12 as far as the east is from the west, so far has he removed our transgressions from us.
13 As a father has compassion on his children, so the LORD has compassion on those who fear him;
14 for he knows how we are formed, he remembers that we are dust.
15 As for man, his days are like grass, he flourishes like a flower of the field;
16 the wind blows over it and it is gone, and its place remembers it no more.
17 But from everlasting to everlasting the LORD’s love is with those who fear him,
and his righteousness with their children’s children-
18 with those who keep his covenant and remember to obey his precepts.
19 The LORD has established his throne in heaven, and his kingdom rules over all.
20 Praise the LORD, you his angels, you mighty ones who do his bidding, who obey his word.
21 Praise the LORD, all his heavenly hosts, you his servants who do his will.
22 Praise the LORD, all his works everywhere in his dominion. Praise the LORD, O my soul.
I know the processing that we’ll all do and that needs to be done from this experience has just begun, and my prayer is that I will able to continually say, Praise the LORD, O my soul; all my inmost being, praise his holy name. If home is where your heart is, I’m not quite sure what that means for how I’m seeing my earthly home these days. I find my heart-broken and burdened for a place far from my physical home here in Indy. I’m thankful that for those of us here, and for my brothers and sisters in Haiti, and for the ways that I’ve been wrecked for the Kingdom this past week. May our true home be found as we rest in God and His leading. I’m praying that I hold what I’ve been given with an open hand, that it’s used for the sake of the Kingdom for the short time I’ve been given. After all…

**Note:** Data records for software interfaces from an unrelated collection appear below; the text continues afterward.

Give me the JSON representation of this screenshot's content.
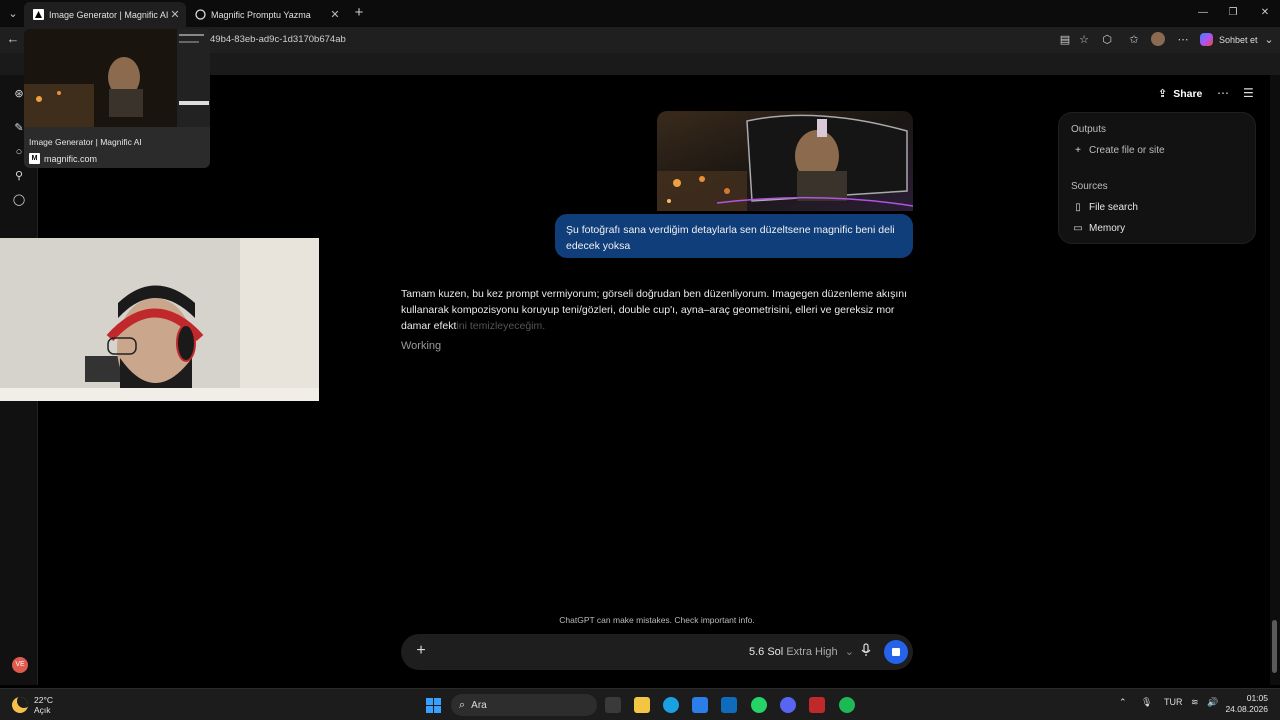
{
  "browser": {
    "tabs": [
      {
        "title": "Image Generator | Magnific AI",
        "active": true
      },
      {
        "title": "Magnific Promptu Yazma",
        "active": false
      }
    ],
    "url": "49b4-83eb-ad9c-1d3170b674ab",
    "sohbet_label": "Sohbet et"
  },
  "tab_preview": {
    "title": "Image Generator | Magnific AI",
    "host": "magnific.com"
  },
  "header": {
    "share_label": "Share"
  },
  "conversation": {
    "user_message": "Şu fotoğrafı sana verdiğim detaylarla sen düzeltsene magnific beni deli edecek yoksa",
    "assistant_text": "Tamam kuzen, bu kez prompt vermiyorum; görseli doğrudan ben düzenliyorum. Imagegen düzenleme akışını kullanarak kompozisyonu koruyup teni/gözleri, double cup'ı, ayna–araç geometrisini, elleri ve gereksiz mor damar efekt",
    "assistant_text_fading": "ini temizleyeceğim.",
    "status": "Working"
  },
  "side_panel": {
    "outputs_heading": "Outputs",
    "create_label": "Create file or site",
    "sources_heading": "Sources",
    "sources": [
      "File search",
      "Memory"
    ]
  },
  "composer": {
    "model": "5.6 Sol",
    "effort": "Extra High",
    "disclaimer": "ChatGPT can make mistakes. Check important info."
  },
  "taskbar": {
    "temperature": "22°C",
    "condition": "Açık",
    "search_placeholder": "Ara",
    "language": "TUR",
    "time": "01:05",
    "date": "24.08.2026"
  },
  "rail": {
    "avatar_initials": "VE"
  },
  "colors": {
    "accent": "#2563eb",
    "user_bubble": "#0f3e7a"
  }
}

“As for man, his days are like grass, he flourishes like a flower of the field; the wind blows over it and it is gone, and its place remembers it no more. But from everlasting to everlasting the LORD’s love is with those who fear him…” Psalm 103:15-17